But the absolute majority of Maltese (61%) still believe that taking the vaccine is a civic duty. On average, across the EU, 67% agree that it is a civic duty to get vaccinated, four points more than in May 2021.

The largest proportion agreeing that it is a civic duty to get vaccinated against COVID-19 is reported in those countries which lost most lives to the virus in the early stages of the pandemic namely Italy (83%), followed by Spain and Portugal (both 81%). In May 2021, respondents in these three countries were also more likely than their counterparts in other countries to agree with this statement.

In sharp contrast, in six countries, less than half of respondents agree that it is a civic duty to get vaccinated, with the overall lowest proportions observed in Bulgaria (38%), Slovakia (39%) and Hungary (41%). On average, across the EU, there are now more citizens agreeing that it is a civic duty to get vaccinated.

Moreover, 62% of the Maltese cannot understand why people are reluctant to get vaccinated. When asked about vaccines in general, although 80% believe vaccines are safe, a small minority (14%) disagrees. Worryingly, vaccine sceptics have increased by seven points over last year.

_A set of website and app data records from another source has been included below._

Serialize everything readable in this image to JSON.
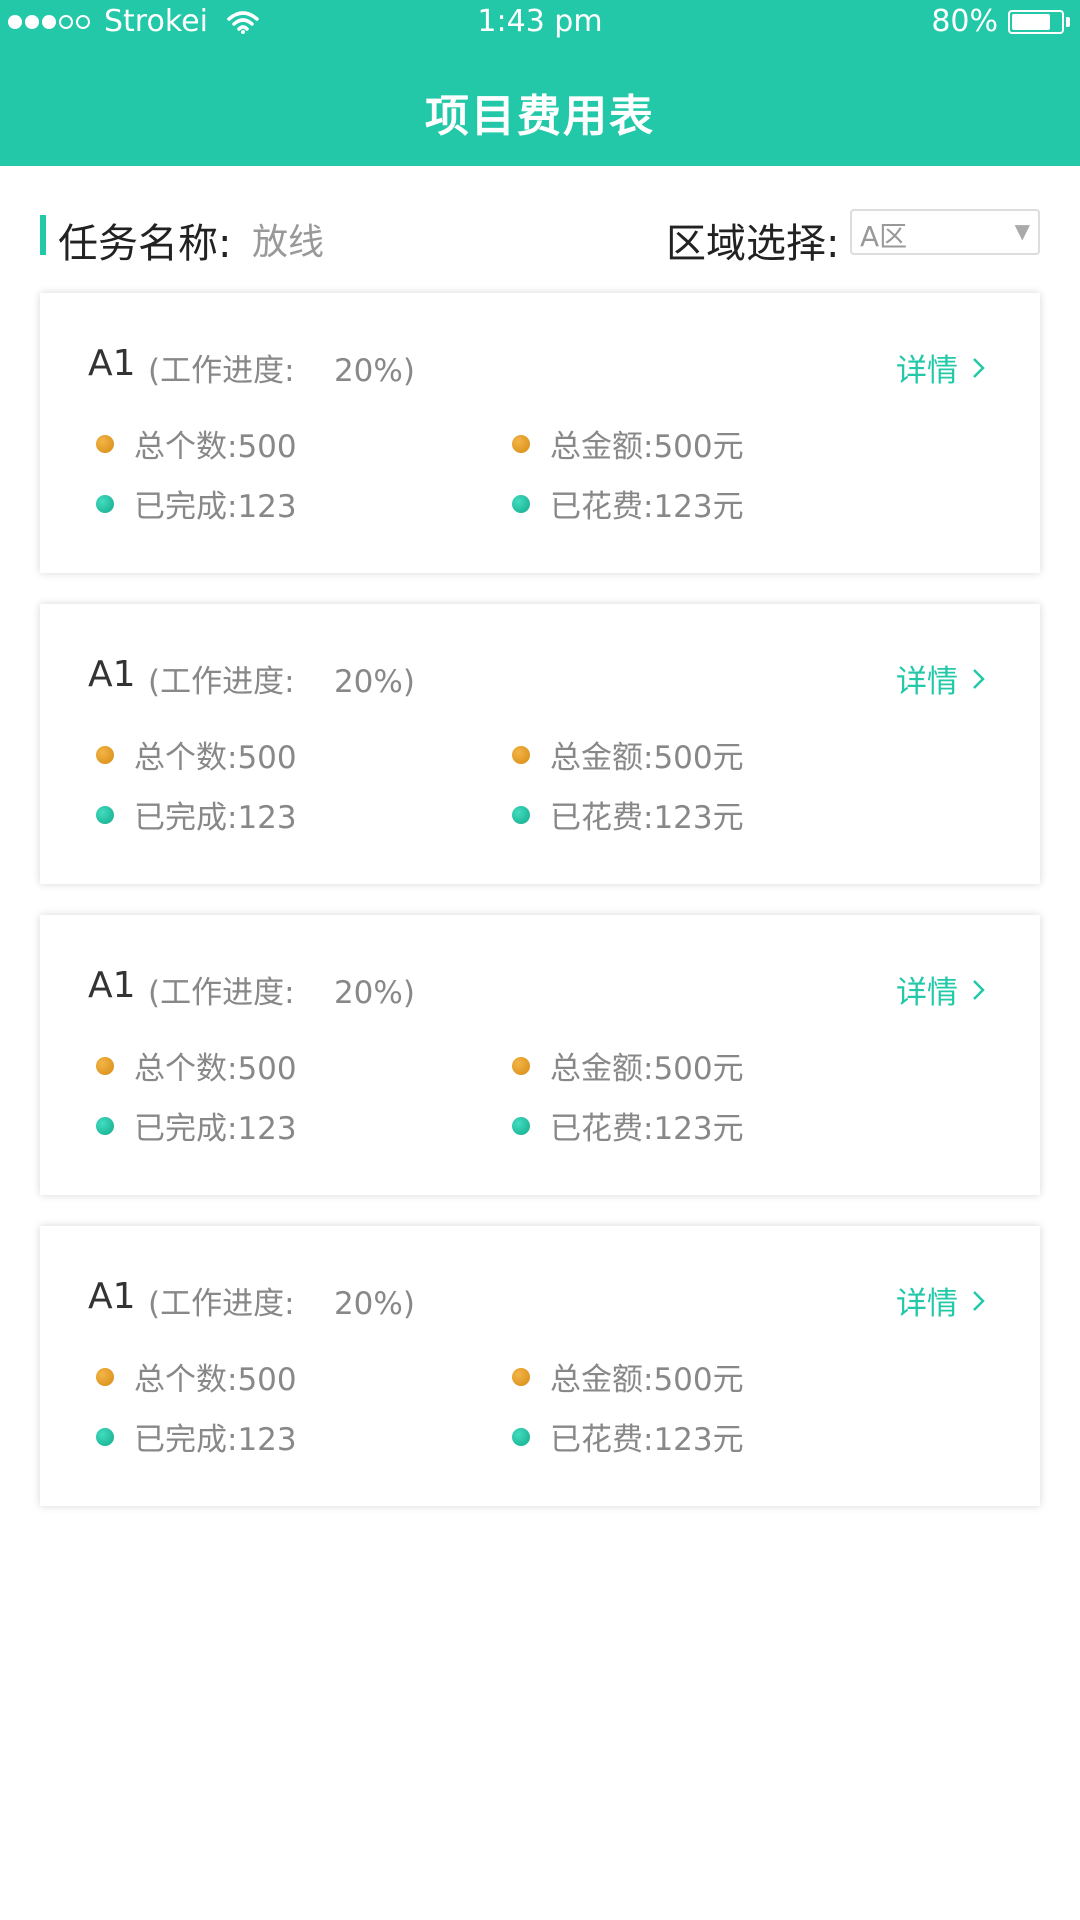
{
  "status_bar": {
    "carrier": "Strokei",
    "time": "1:43 pm",
    "battery": "80%",
    "battery_level": 0.8
  },
  "header": {
    "title": "项目费用表"
  },
  "filter": {
    "task_label": "任务名称:",
    "task_value": "放线",
    "region_label": "区域选择:",
    "region_value": "A区"
  },
  "cards": [
    {
      "name": "A1",
      "progress": "(工作进度:    20%)",
      "detail": "详情",
      "total_count": "总个数:500",
      "total_amount": "总金额:500元",
      "completed": "已完成:123",
      "spent": "已花费:123元"
    },
    {
      "name": "A1",
      "progress": "(工作进度:    20%)",
      "detail": "详情",
      "total_count": "总个数:500",
      "total_amount": "总金额:500元",
      "completed": "已完成:123",
      "spent": "已花费:123元"
    },
    {
      "name": "A1",
      "progress": "(工作进度:    20%)",
      "detail": "详情",
      "total_count": "总个数:500",
      "total_amount": "总金额:500元",
      "completed": "已完成:123",
      "spent": "已花费:123元"
    },
    {
      "name": "A1",
      "progress": "(工作进度:    20%)",
      "detail": "详情",
      "total_count": "总个数:500",
      "total_amount": "总金额:500元",
      "completed": "已完成:123",
      "spent": "已花费:123元"
    }
  ],
  "colors": {
    "accent": "#22c8a8",
    "bullet_orange": "#e6a02a",
    "bullet_teal": "#1fc0a0"
  },
  "icons": {
    "wifi": "wifi-icon",
    "battery": "battery-icon",
    "dropdown": "triangle-down-icon",
    "detail": "chevron-right-icon"
  }
}
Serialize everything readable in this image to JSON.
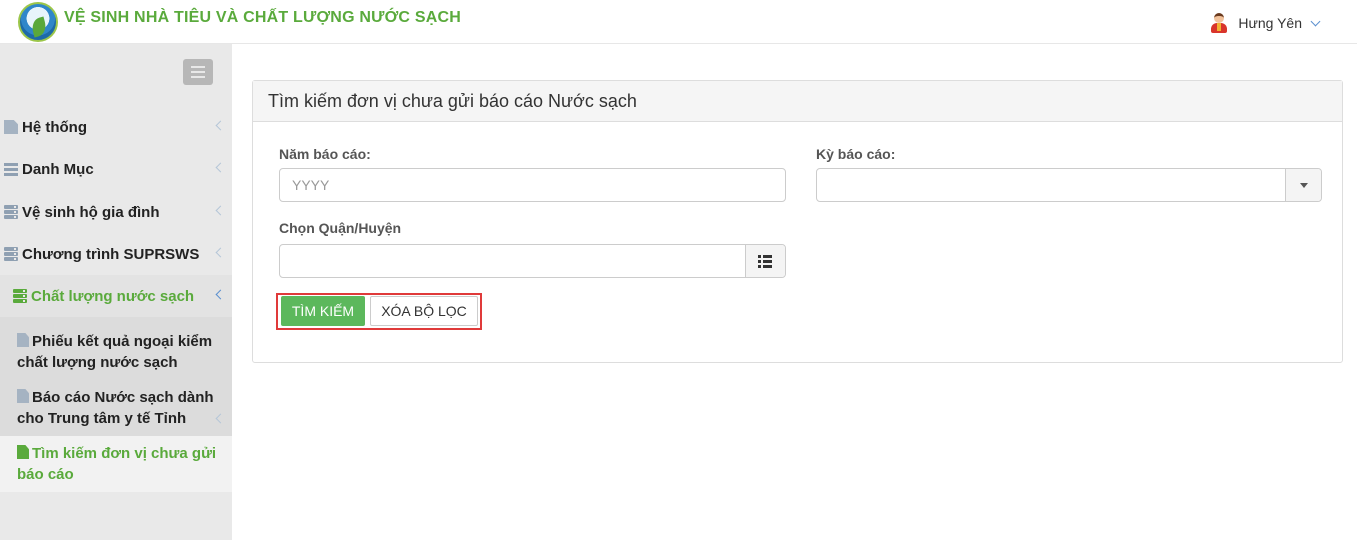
{
  "header": {
    "app_title": "VỆ SINH NHÀ TIÊU VÀ CHẤT LƯỢNG NƯỚC SẠCH",
    "user_name": "Hưng Yên",
    "brand_color": "#5aaa3c"
  },
  "sidebar": {
    "items": [
      {
        "label": "Hệ thống",
        "icon": "file-icon"
      },
      {
        "label": "Danh Mục",
        "icon": "list-icon"
      },
      {
        "label": "Vệ sinh hộ gia đình",
        "icon": "server-icon"
      },
      {
        "label": "Chương trình SUPRSWS",
        "icon": "server-icon"
      },
      {
        "label": "Chất lượng nước sạch",
        "icon": "server-icon",
        "active": true
      }
    ],
    "subitems": [
      {
        "label": "Phiếu kết quả ngoại kiểm chất lượng nước sạch",
        "icon": "file-icon"
      },
      {
        "label": "Báo cáo Nước sạch dành cho Trung tâm y tế Tỉnh",
        "icon": "file-icon"
      },
      {
        "label": "Tìm kiếm đơn vị chưa gửi báo cáo",
        "icon": "file-icon",
        "active": true
      }
    ]
  },
  "panel": {
    "title": "Tìm kiếm đơn vị chưa gửi báo cáo Nước sạch",
    "year_label": "Năm báo cáo:",
    "year_placeholder": "YYYY",
    "period_label": "Kỳ báo cáo:",
    "period_value": "",
    "district_label": "Chọn Quận/Huyện",
    "district_value": "",
    "search_button": "TÌM KIẾM",
    "clear_button": "XÓA BỘ LỌC",
    "highlight_color": "#e03a3a"
  }
}
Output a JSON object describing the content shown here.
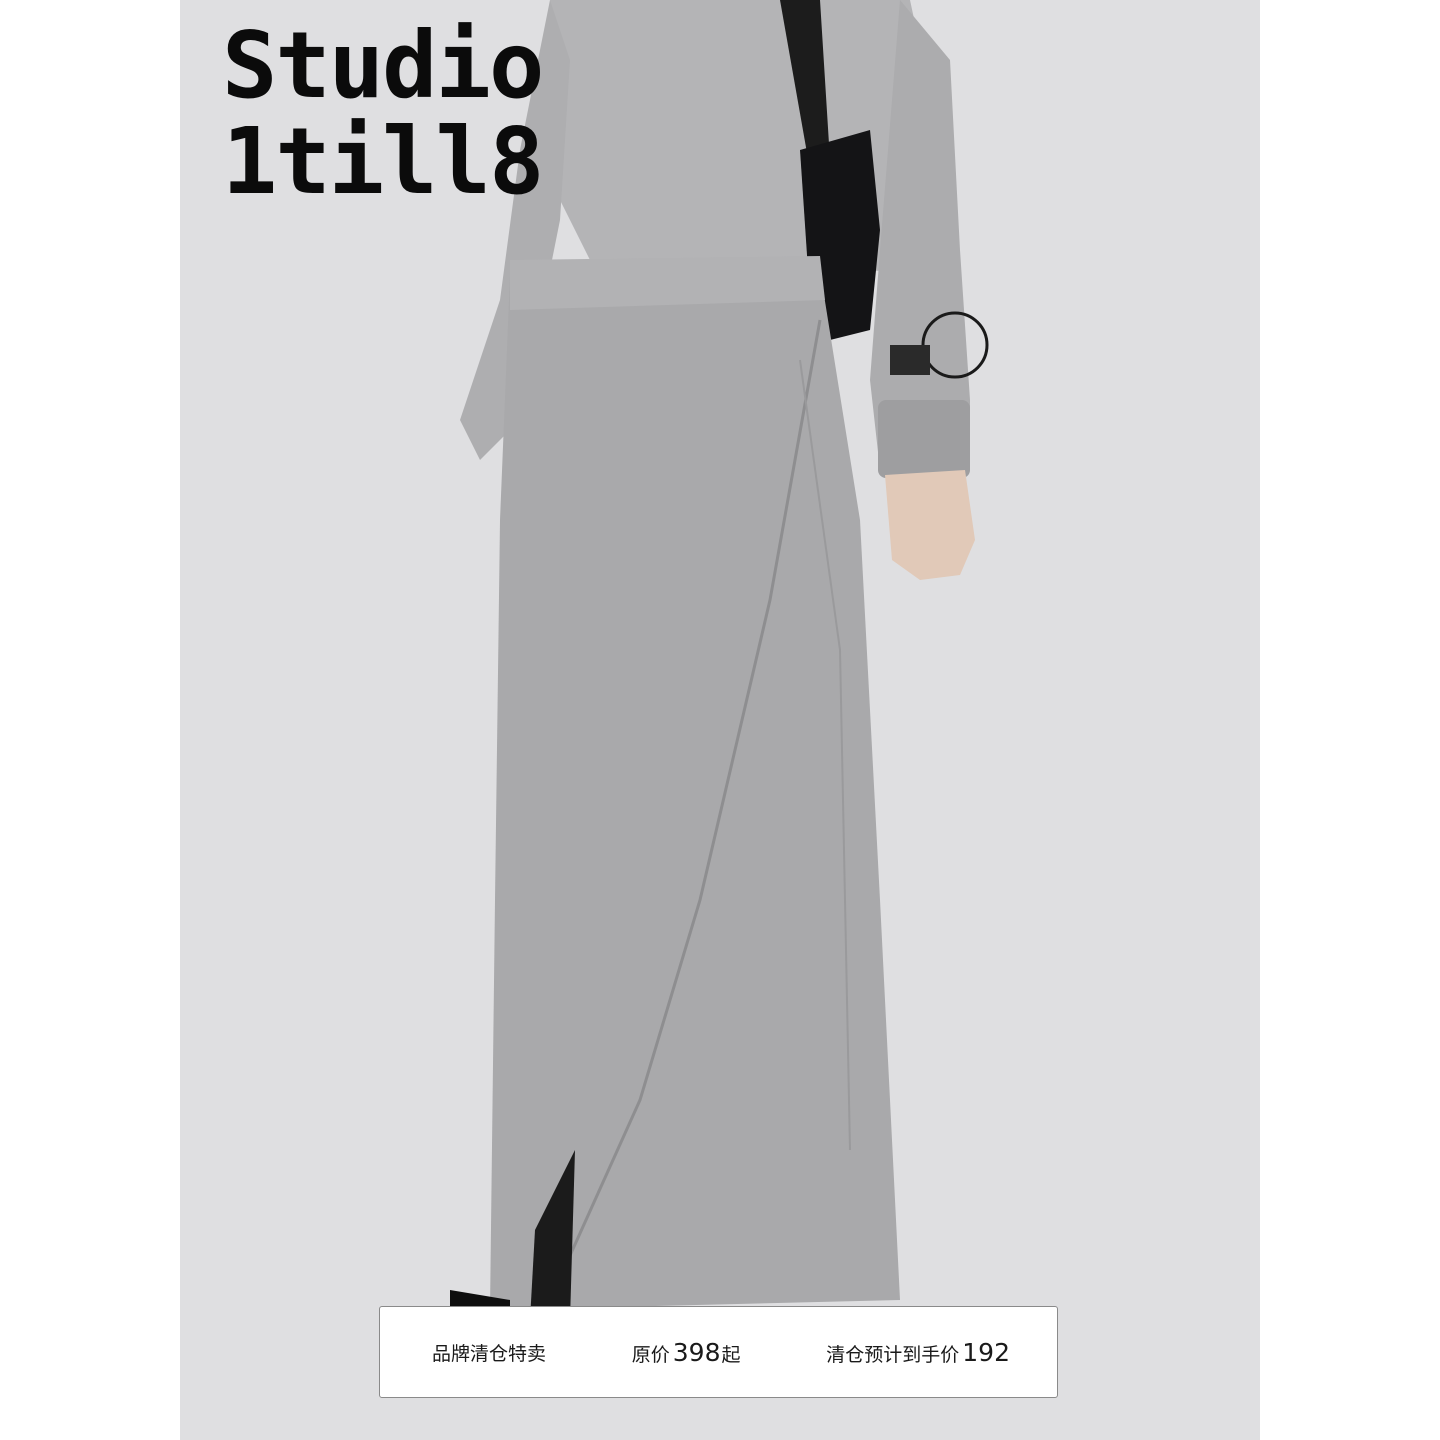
{
  "brand": {
    "line1": "Studio",
    "line2": "1till8"
  },
  "price_bar": {
    "clearance_label": "品牌清仓特卖",
    "original_prefix": "原价",
    "original_price": "398",
    "original_suffix": "起",
    "final_label": "清仓预计到手价",
    "final_price": "192"
  },
  "colors": {
    "background": "#dfdfe1",
    "garment": "#a9a9ab",
    "brand_text": "#0b0b0b"
  }
}
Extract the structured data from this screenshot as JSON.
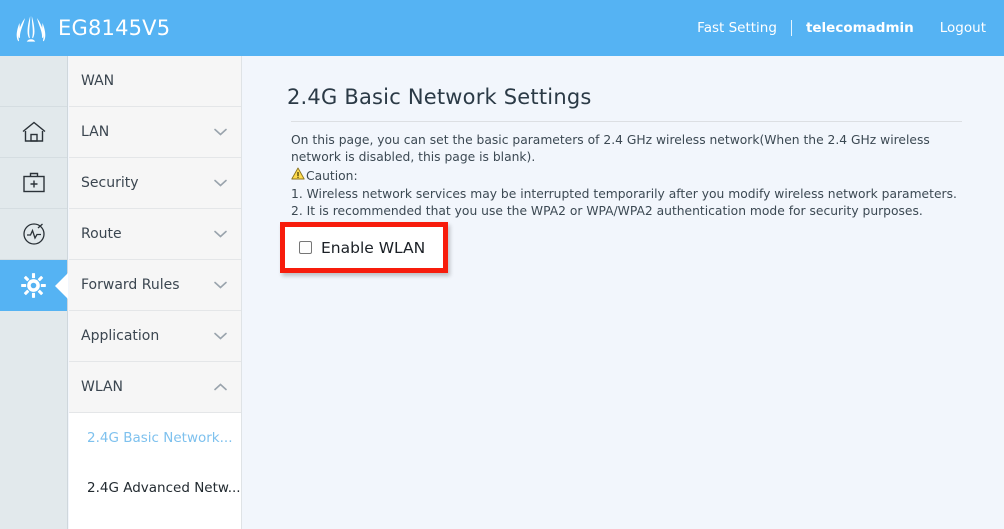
{
  "header": {
    "brand": "EG8145V5",
    "logo_icon": "huawei-flower-logo",
    "fast_setting": "Fast Setting",
    "user": "telecomadmin",
    "logout": "Logout"
  },
  "icon_rail": {
    "items": [
      {
        "name": "spacer",
        "icon": "none",
        "active": false
      },
      {
        "name": "home",
        "icon": "home-icon",
        "active": false
      },
      {
        "name": "toolbox",
        "icon": "toolbox-icon",
        "active": false
      },
      {
        "name": "diagnose",
        "icon": "diagnose-gauge-icon",
        "active": false
      },
      {
        "name": "settings",
        "icon": "gear-icon",
        "active": true
      }
    ]
  },
  "menu": {
    "items": [
      {
        "label": "WAN",
        "chevron": "none",
        "expanded": false
      },
      {
        "label": "LAN",
        "chevron": "chevron-down-icon",
        "expanded": false
      },
      {
        "label": "Security",
        "chevron": "chevron-down-icon",
        "expanded": false
      },
      {
        "label": "Route",
        "chevron": "chevron-down-icon",
        "expanded": false
      },
      {
        "label": "Forward Rules",
        "chevron": "chevron-down-icon",
        "expanded": false
      },
      {
        "label": "Application",
        "chevron": "chevron-down-icon",
        "expanded": false
      },
      {
        "label": "WLAN",
        "chevron": "chevron-up-icon",
        "expanded": true
      }
    ],
    "submenu": [
      {
        "label": "2.4G Basic Network...",
        "active": true
      },
      {
        "label": "2.4G Advanced Netw...",
        "active": false
      }
    ]
  },
  "content": {
    "title": "2.4G Basic Network Settings",
    "desc_line1": "On this page, you can set the basic parameters of 2.4 GHz wireless network(When the 2.4 GHz wireless network is disabled, this page is blank).",
    "caution_label": "Caution:",
    "caution_icon": "warning-triangle-icon",
    "note1": "1. Wireless network services may be interrupted temporarily after you modify wireless network parameters.",
    "note2": "2. It is recommended that you use the WPA2 or WPA/WPA2 authentication mode for security purposes.",
    "enable_wlan_label": "Enable WLAN",
    "enable_wlan_checked": false
  },
  "colors": {
    "header_blue": "#55b3f3",
    "active_blue": "#55b3f3",
    "highlight_red": "#f71c0c",
    "content_bg": "#f2f6fc",
    "rail_bg": "#e2e9ec",
    "submenu_link": "#7ec1ee"
  }
}
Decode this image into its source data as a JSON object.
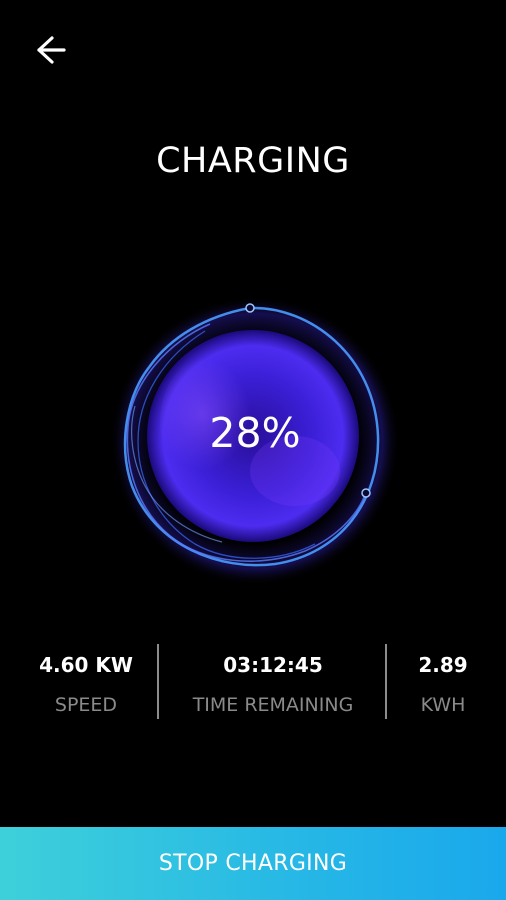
{
  "header": {
    "back_icon": "arrow-left-icon",
    "title": "CHARGING"
  },
  "charge": {
    "percent_label": "28%",
    "percent_value": 28,
    "orb_colors": {
      "core": "#3a1fd6",
      "glow": "#6a3cff",
      "ring": "#4a9cff"
    }
  },
  "stats": [
    {
      "value": "4.60 KW",
      "label": "SPEED"
    },
    {
      "value": "03:12:45",
      "label": "TIME REMAINING"
    },
    {
      "value": "2.89",
      "label": "KWH"
    }
  ],
  "footer": {
    "stop_label": "STOP CHARGING"
  },
  "colors": {
    "background": "#000000",
    "button_gradient_start": "#3ed0da",
    "button_gradient_end": "#1aa8ec",
    "label_gray": "#8a8a8a"
  }
}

The survey also reports a seven-point drop in the percentage of Maltese who believe that vaccination should be compulsory. Presently only 45% of Maltese believe that the vaccine should become mandatory compared to 56% of all EU respondents and 73% of Italians.

The survey also shows that 55% agree with vaccinating children against COVID-19.

In about half of the member states, a majority of respondents agree that it is good to vaccinate children against COVID-19, with respondents in Italy, Finland, Portugal and Spain being overall the most likely to agree with this statement (70%-72%).

The survey confirms widespread satisfaction with the way the national authorities and the EU have handled vaccination. Although the vast majority of Maltese (71%) are satisfied with the vaccination strategy of their government, the proportion of those being satisfied has decreased by 14 percentage points compared to May 2021. 67% are also satisfied with the way the EU has handled the vaccination strategy, 8 points less than in May 2021.

  Malta EU
Vaccine should be mandatory 45% 56%
Taking vaccine is a civic duty 61% 67%
Government handled vaccination well 71% 49%
EU handled vaccination well 67% 53%
Good to vaccinate children 66% 71%